Dataset records =
• • • •

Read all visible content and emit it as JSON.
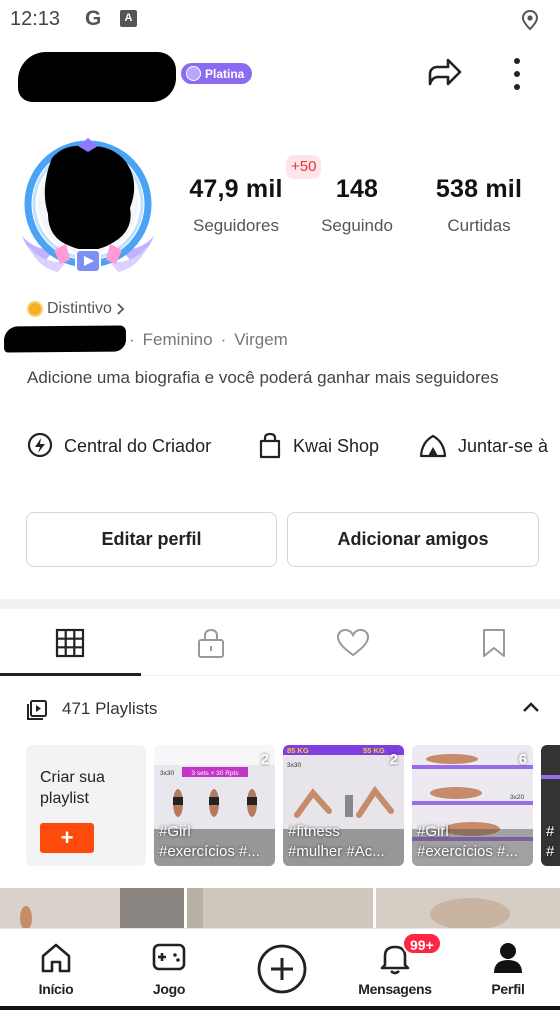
{
  "status_bar": {
    "time": "12:13",
    "icons": [
      "google-icon",
      "font-a-icon",
      "location-icon"
    ],
    "g_glyph": "G",
    "a_glyph": "A"
  },
  "profile": {
    "tier_badge": "Platina",
    "new_followers_badge": "+50",
    "stats": [
      {
        "value": "47,9 mil",
        "label": "Seguidores"
      },
      {
        "value": "148",
        "label": "Seguindo"
      },
      {
        "value": "538 mil",
        "label": "Curtidas"
      }
    ],
    "distintivo": "Distintivo",
    "gender": "Feminino",
    "sign": "Virgem",
    "separator": "·",
    "bio": "Adicione uma biografia e você poderá ganhar mais seguidores"
  },
  "shortcuts": [
    {
      "label": "Central do Criador",
      "icon": "lightning-circle-icon"
    },
    {
      "label": "Kwai Shop",
      "icon": "shopping-bag-icon"
    },
    {
      "label": "Juntar-se à",
      "icon": "tent-icon"
    }
  ],
  "actions": {
    "edit_profile": "Editar perfil",
    "add_friends": "Adicionar amigos"
  },
  "tabs": [
    {
      "name": "grid",
      "icon": "grid-icon",
      "active": true
    },
    {
      "name": "private",
      "icon": "lock-icon",
      "active": false
    },
    {
      "name": "liked",
      "icon": "heart-icon",
      "active": false
    },
    {
      "name": "saved",
      "icon": "bookmark-icon",
      "active": false
    }
  ],
  "playlists": {
    "header": "471 Playlists",
    "create_label": "Criar sua playlist",
    "create_button": "+",
    "items": [
      {
        "count": "2",
        "tag1": "#Girl",
        "tag2": "#exercícios #..."
      },
      {
        "count": "2",
        "tag1": "#fitness",
        "tag2": "#mulher #Ac..."
      },
      {
        "count": "6",
        "tag1": "#Girl",
        "tag2": "#exercícios #..."
      },
      {
        "count": "",
        "tag1": "#",
        "tag2": "#"
      }
    ],
    "thumb_text": {
      "c1_banner": "3 sets × 30 Rpts",
      "c1_reps": "3x30",
      "c2_weight_left": "85 KG",
      "c2_weight_right": "55 KG",
      "c2_reps": "3x30",
      "c3_reps": "3x20"
    }
  },
  "bottom_nav": [
    {
      "label": "Início",
      "icon": "home-icon"
    },
    {
      "label": "Jogo",
      "icon": "gamepad-icon"
    },
    {
      "label": "",
      "icon": "add-circle-icon"
    },
    {
      "label": "Mensagens",
      "icon": "bell-icon"
    },
    {
      "label": "Perfil",
      "icon": "person-icon"
    }
  ],
  "notifications_badge": "99+",
  "colors": {
    "accent": "#ff4a0e",
    "badge_red": "#ff2545",
    "tier_purple": "#8b6cf0"
  }
}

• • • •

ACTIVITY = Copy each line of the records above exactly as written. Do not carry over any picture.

WRITTEN SOLUTION =
Read all visible content and emit it as JSON.
{
  "status_bar": {
    "time": "12:13",
    "icons": [
      "google-icon",
      "font-a-icon",
      "location-icon"
    ],
    "g_glyph": "G",
    "a_glyph": "A"
  },
  "profile": {
    "tier_badge": "Platina",
    "new_followers_badge": "+50",
    "stats": [
      {
        "value": "47,9 mil",
        "label": "Seguidores"
      },
      {
        "value": "148",
        "label": "Seguindo"
      },
      {
        "value": "538 mil",
        "label": "Curtidas"
      }
    ],
    "distintivo": "Distintivo",
    "gender": "Feminino",
    "sign": "Virgem",
    "separator": "·",
    "bio": "Adicione uma biografia e você poderá ganhar mais seguidores"
  },
  "shortcuts": [
    {
      "label": "Central do Criador",
      "icon": "lightning-circle-icon"
    },
    {
      "label": "Kwai Shop",
      "icon": "shopping-bag-icon"
    },
    {
      "label": "Juntar-se à",
      "icon": "tent-icon"
    }
  ],
  "actions": {
    "edit_profile": "Editar perfil",
    "add_friends": "Adicionar amigos"
  },
  "tabs": [
    {
      "name": "grid",
      "icon": "grid-icon",
      "active": true
    },
    {
      "name": "private",
      "icon": "lock-icon",
      "active": false
    },
    {
      "name": "liked",
      "icon": "heart-icon",
      "active": false
    },
    {
      "name": "saved",
      "icon": "bookmark-icon",
      "active": false
    }
  ],
  "playlists": {
    "header": "471 Playlists",
    "create_label": "Criar sua playlist",
    "create_button": "+",
    "items": [
      {
        "count": "2",
        "tag1": "#Girl",
        "tag2": "#exercícios #..."
      },
      {
        "count": "2",
        "tag1": "#fitness",
        "tag2": "#mulher #Ac..."
      },
      {
        "count": "6",
        "tag1": "#Girl",
        "tag2": "#exercícios #..."
      },
      {
        "count": "",
        "tag1": "#",
        "tag2": "#"
      }
    ],
    "thumb_text": {
      "c1_banner": "3 sets × 30 Rpts",
      "c1_reps": "3x30",
      "c2_weight_left": "85 KG",
      "c2_weight_right": "55 KG",
      "c2_reps": "3x30",
      "c3_reps": "3x20"
    }
  },
  "bottom_nav": [
    {
      "label": "Início",
      "icon": "home-icon"
    },
    {
      "label": "Jogo",
      "icon": "gamepad-icon"
    },
    {
      "label": "",
      "icon": "add-circle-icon"
    },
    {
      "label": "Mensagens",
      "icon": "bell-icon"
    },
    {
      "label": "Perfil",
      "icon": "person-icon"
    }
  ],
  "notifications_badge": "99+",
  "colors": {
    "accent": "#ff4a0e",
    "badge_red": "#ff2545",
    "tier_purple": "#8b6cf0"
  }
}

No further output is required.